Last Mother's Day, Sarah Baldry and her family went out to dinner at the local T.G.I. Friday's. Shortly after she and her husband settled 4-year-old Megan and 11-month-old Kaitlyn into booster seats, a large group sat down in the next booth, with a handful of kids ranging from infancy to about age 5.
Even in the normal din of the family restaurant, their noise was overpowering. "These children were screaming, yelling, running up and down the restaurant, and throwing food," said Baldry, of Middleville, Michigan. "It was amazing how rude and out of control they were. At one point, I looked over, and there was actually a toddler walking on the table. And the parents weren't even trying to get them to behave."
The commotion was so awful that the waiter apologized profusely and offered the Baldrys dinner on the house. "I don't get it," Sarah said later. "I know it isn't easy, but I can manage to get my kids to sit still and to talk quietly in a restaurant. Why can't other people?"
Baldry isn't the only person asking that question. In a poll by Associated Press-Ipsos, 69 percent of respondents said that people were ruder today than they were a generation ago -- and children are among the worst offenders. Ninety-three percent said that today's parents are not doing a good job when it comes to teaching kids to behave politely.
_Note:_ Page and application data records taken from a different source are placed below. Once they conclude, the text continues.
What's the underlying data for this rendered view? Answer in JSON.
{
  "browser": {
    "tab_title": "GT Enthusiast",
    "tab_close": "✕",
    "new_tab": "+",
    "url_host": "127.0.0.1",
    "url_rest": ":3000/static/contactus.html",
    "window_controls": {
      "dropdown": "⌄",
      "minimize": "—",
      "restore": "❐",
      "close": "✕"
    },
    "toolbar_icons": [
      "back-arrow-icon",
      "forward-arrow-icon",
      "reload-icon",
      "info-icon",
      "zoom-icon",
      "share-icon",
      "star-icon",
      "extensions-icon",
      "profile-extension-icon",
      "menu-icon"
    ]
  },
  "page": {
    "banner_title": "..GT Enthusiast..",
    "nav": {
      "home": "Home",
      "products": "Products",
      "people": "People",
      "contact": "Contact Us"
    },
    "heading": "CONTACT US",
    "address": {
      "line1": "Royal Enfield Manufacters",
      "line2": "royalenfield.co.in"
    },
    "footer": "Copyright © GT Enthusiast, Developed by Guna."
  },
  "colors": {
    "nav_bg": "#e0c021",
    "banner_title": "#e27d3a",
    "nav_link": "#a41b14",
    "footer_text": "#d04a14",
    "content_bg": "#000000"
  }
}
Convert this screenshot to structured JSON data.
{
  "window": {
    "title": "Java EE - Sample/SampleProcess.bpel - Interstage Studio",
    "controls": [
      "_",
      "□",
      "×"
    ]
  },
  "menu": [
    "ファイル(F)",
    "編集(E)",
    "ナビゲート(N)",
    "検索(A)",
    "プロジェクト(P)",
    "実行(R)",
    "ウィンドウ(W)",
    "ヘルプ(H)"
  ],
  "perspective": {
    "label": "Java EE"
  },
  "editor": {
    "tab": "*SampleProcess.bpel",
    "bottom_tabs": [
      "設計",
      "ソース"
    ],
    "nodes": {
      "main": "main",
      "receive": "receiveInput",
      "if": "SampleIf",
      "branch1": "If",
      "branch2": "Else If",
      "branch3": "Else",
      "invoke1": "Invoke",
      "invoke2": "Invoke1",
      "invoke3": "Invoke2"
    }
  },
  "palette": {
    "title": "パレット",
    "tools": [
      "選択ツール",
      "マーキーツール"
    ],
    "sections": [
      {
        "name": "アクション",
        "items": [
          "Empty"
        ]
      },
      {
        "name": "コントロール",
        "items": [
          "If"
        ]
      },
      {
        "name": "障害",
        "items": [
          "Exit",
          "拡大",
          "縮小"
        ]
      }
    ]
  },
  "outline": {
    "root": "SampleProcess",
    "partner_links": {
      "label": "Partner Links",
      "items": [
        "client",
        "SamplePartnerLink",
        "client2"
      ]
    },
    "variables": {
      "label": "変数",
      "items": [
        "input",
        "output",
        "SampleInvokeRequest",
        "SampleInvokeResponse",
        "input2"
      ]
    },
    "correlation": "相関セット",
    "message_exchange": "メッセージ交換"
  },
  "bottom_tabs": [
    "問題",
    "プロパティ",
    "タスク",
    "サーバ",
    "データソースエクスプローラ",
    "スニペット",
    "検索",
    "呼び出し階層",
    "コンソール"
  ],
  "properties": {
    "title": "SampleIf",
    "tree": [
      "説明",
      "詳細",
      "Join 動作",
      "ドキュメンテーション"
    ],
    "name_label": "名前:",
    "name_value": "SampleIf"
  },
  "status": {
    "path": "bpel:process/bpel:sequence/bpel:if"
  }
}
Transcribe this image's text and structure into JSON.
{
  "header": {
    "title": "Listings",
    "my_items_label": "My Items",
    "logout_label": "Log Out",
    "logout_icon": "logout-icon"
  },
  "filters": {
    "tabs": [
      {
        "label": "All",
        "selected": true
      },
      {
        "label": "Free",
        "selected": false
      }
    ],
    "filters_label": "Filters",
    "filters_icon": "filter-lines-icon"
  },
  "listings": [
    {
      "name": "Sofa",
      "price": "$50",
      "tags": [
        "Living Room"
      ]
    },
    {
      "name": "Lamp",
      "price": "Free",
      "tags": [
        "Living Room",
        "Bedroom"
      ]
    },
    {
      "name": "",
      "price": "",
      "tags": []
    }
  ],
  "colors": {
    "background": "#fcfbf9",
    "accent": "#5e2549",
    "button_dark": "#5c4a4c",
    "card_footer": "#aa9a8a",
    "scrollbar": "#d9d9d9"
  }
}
No one is complaining, of course, about the age-appropriate tantrums that most kids have once in a while. And no one is labeling children as rude just because they occasionally hit, scream, or pout. What people are up in arms about is bona fide brattiness -- obnoxious public behavior that is totally ignored by the adult in charge. Scandalized, they share stories about the 4-year-old who kicked the back of their airplane seat all the way from Maine to Miami, the sassy 3-year-old who terrorized every checkout clerk at Target, or the 5-year-old Tony Soprano who knocked four kids down on his way to the monkey bars.